- disintegration of the family
- mistreatment of women and girls
- mistreatment of children
- witchcraft and cultural beliefs infiltrating the church
- despair of men who can no longer meet cultural definitions of masculinity
Over the last seven years, Empower has responded to leaders in the developing world who are searching for solutions to the disintegration of the family, and its impact not only on individuals who are hurt, abused, or neglected, but on the society as a whole, which begins to fall apart.
The patterns of dysfunction have a long history. This painting from Uganda depicts “The African Woman’s Burden,” a common art theme in sub-Saharan Africa, where women do the bulk of the farming.
The hoe and the produce-laden basket on the woman’s head tell us that she is on her way home after a long day in the fields. The firewood carried by the girl-child reminds us of the many hours that women spend cooking that food. In some versions of this image, the woman is clearly pregnant as well. This and the baby on her back symbolize the many children she will be expected to bear. Bare feet suggest her poverty.
Such art reflects real life, as this photo taken along the road in Burundi shows. Inside the wrap around the woman’s middle is a baby. She may be pregnant as well. The man is wearing Western clothes and shoes; the woman is wearing traditional clothes and flip-flops. She carries roofing metal on her head, while her man holds nothing more than a pen.
The problems women face in developing countries are only the most visible symptoms of a wider dysfunction. Men also carry an unseen unburden, as economic development and the absence of jobs strip them of the means of supporting a family, and with that, their traditional role. The result: many fall into patterns of violence, substance abuse, and despair.
Unlike many of the problems in the world, much family dysfunction can be solved through education and attitude change. Empower International Ministries provides such training in Africa, India, and Haiti, healing family and community brokenness through programs promoting forgiveness, self- and mutual respect, and compassion.
Bible study may seem like a low priority for a continent wracked by ethnic violence, poverty, and rape used as a weapon of war. Our experiences there, however, tell us that such evils will not be eliminated without the personal and cultural transformation wrought by the Word of God.
Interestingly, the transformation comes not because our African partners do not know the Bible. Not only the clergy, but many of the lay people with whom we work, know the Bible better than the average American Christian. They also take it far more seriously. Rather, the surprises come because Africans, like many of us, were taught to read the Bible through the lens of gender bias. Our job at Empower is to rid us all of those distorted glasses.
For example, many African Christians have been taught, and firmly believe, that in Genesis 3, God cursed the woman. This is a powerful influence on their society and relationships within it.

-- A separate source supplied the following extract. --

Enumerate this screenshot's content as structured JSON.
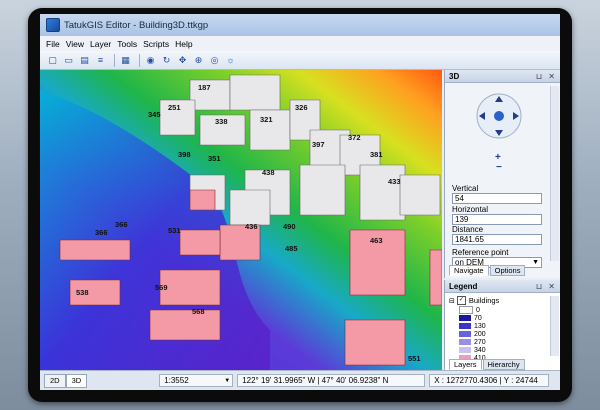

In many societies, people believe that “a curse” will always come true. If a father tells his child, “You will never amount to anything,” or someone hires a witchdoctor to curse a neighbor whom he envies or dislikes, everyone expects those cursed to sicken, lose their possessions, fail their exams, and otherwise fall apart.
So when Genesis 3:16 is believed to be a curse from God, women appear doomed to fulfill its words: Woman must bear children in sorrow, serve the man, and become his sexual property. Further, being cursed means that woman no longer shares in the blessings given to both man and woman in Genesis 1–dominion over the earth and every good thing for food. If any particular woman has access to more than the necessities of life, it is entirely at the pleasure of her husband. But how hard should men work to increase the welfare of women when even women believe that God has cursed them?
When these Bible-believing Christians attend our seminars, and study the Scriptures anew to find that the text actually says that only the ground and serpent, not the woman, are cursed, they are astonished. They also discover together other surprising truths, such as:
- God blessed woman equally with man with dominion of the earth (Genesis 1:28).
- Jesus taught that woman’s worth transcends her customary functions of child bearer (Luke 11:27), household servant (Luke 10:38-41), and sexual property of men (Luke 7:38-48 and others
- Husbands are commanded to love their wives and sacrifice themselves for them, not to rule them or use them as beasts of burden (Eph. 5:25-33).
- Jesus frees men from the burdens of seeking to dominate each other (Mark 10:41-45)
As they study with us and discover these truths, we see immediate change in their attitudes and relationships.
One graduate in Kenya wrote: “I used to see my wife as just a worker in our family. I did not even sit to eat with her from the same table. After attending the Empower conference, things have changed. My wife is now a companion. We eat together, we sit and talk, and life is so good in our family.”